• THE TASK: Only an exact copy of the entries, stripped of pictures, will serve as the answer.

Interface dataset entries
--

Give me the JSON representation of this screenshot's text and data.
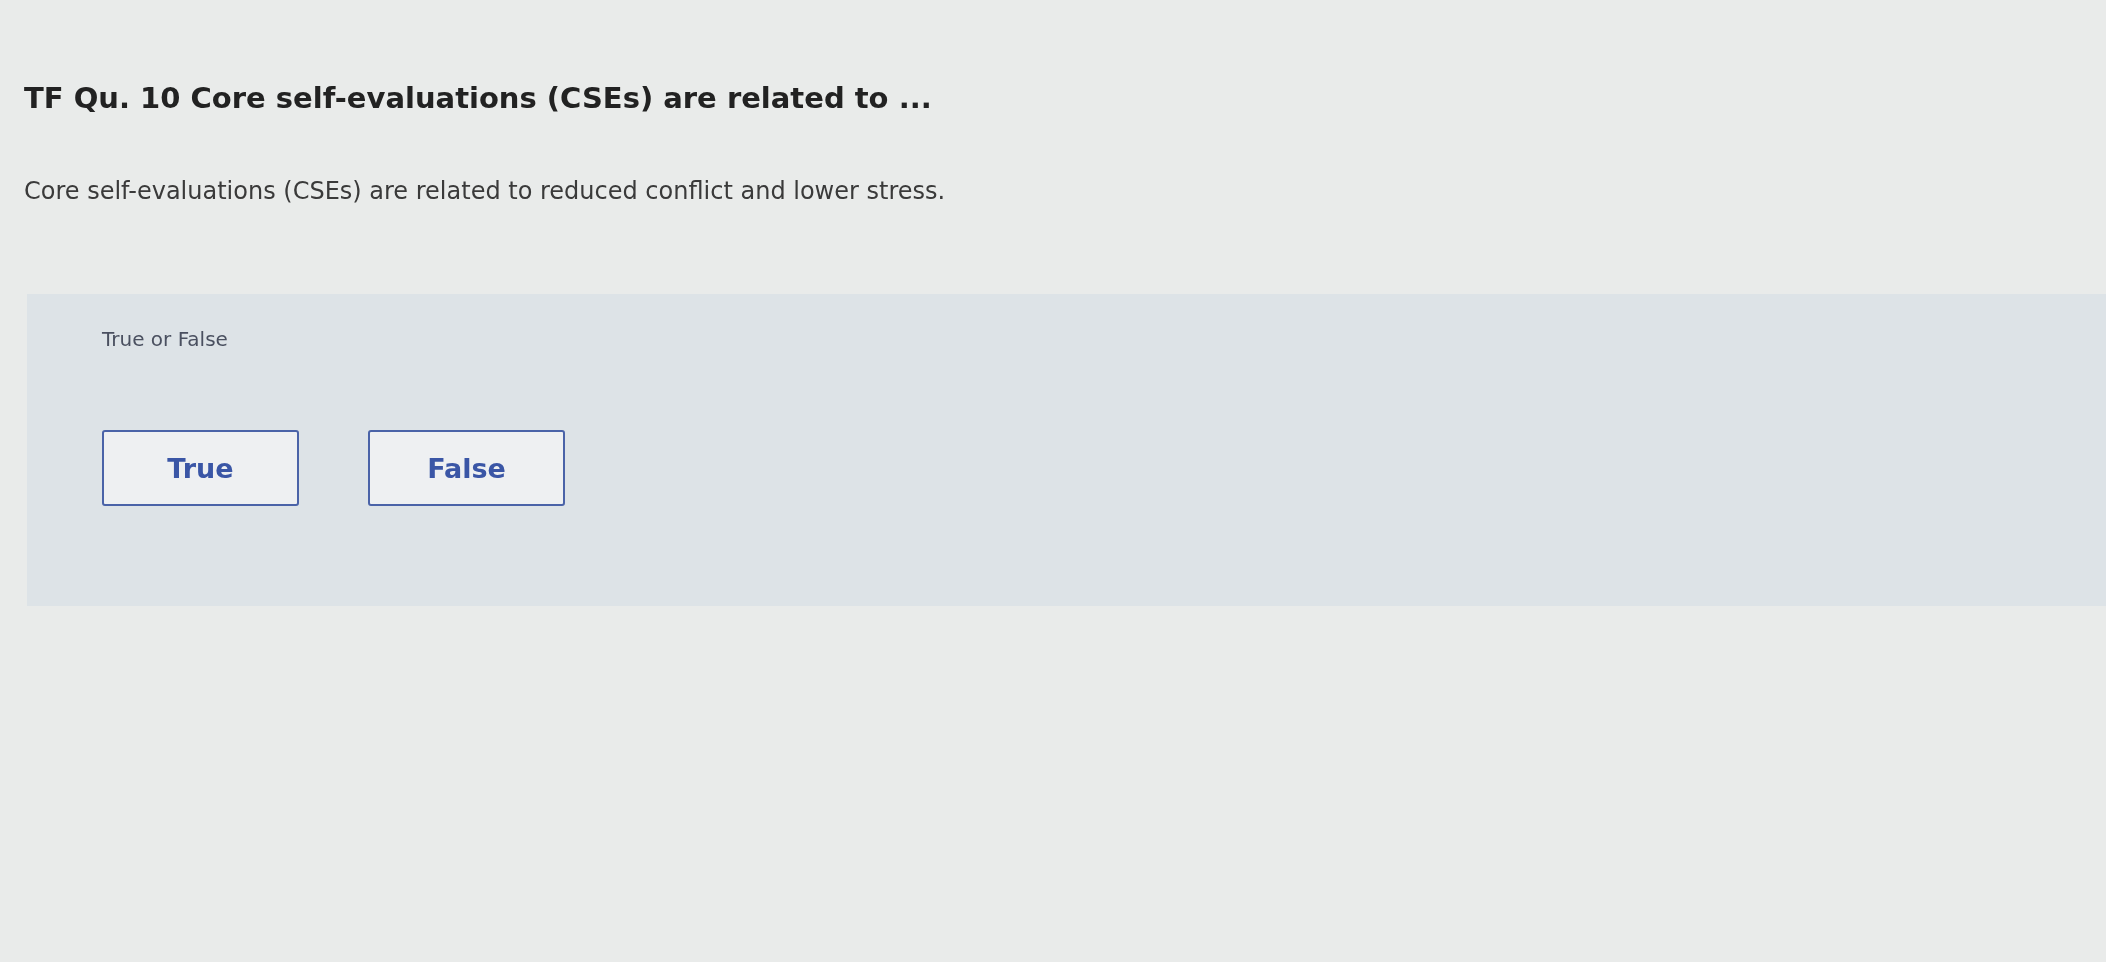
{
  "question": {
    "title": "TF Qu. 10 Core self-evaluations (CSEs) are related to ...",
    "statement": "Core self-evaluations (CSEs) are related to reduced conflict and lower stress."
  },
  "answer_panel": {
    "prompt": "True or False",
    "options": [
      {
        "label": "True",
        "selected": false
      },
      {
        "label": "False",
        "selected": false
      }
    ]
  }
}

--

• OUTPUT:
Give me the JSON representation of this screenshot's text and data.
{
  "question": {
    "title": "TF Qu. 10 Core self-evaluations (CSEs) are related to ...",
    "statement": "Core self-evaluations (CSEs) are related to reduced conflict and lower stress."
  },
  "answer_panel": {
    "prompt": "True or False",
    "options": [
      {
        "label": "True",
        "selected": false
      },
      {
        "label": "False",
        "selected": false
      }
    ]
  }
}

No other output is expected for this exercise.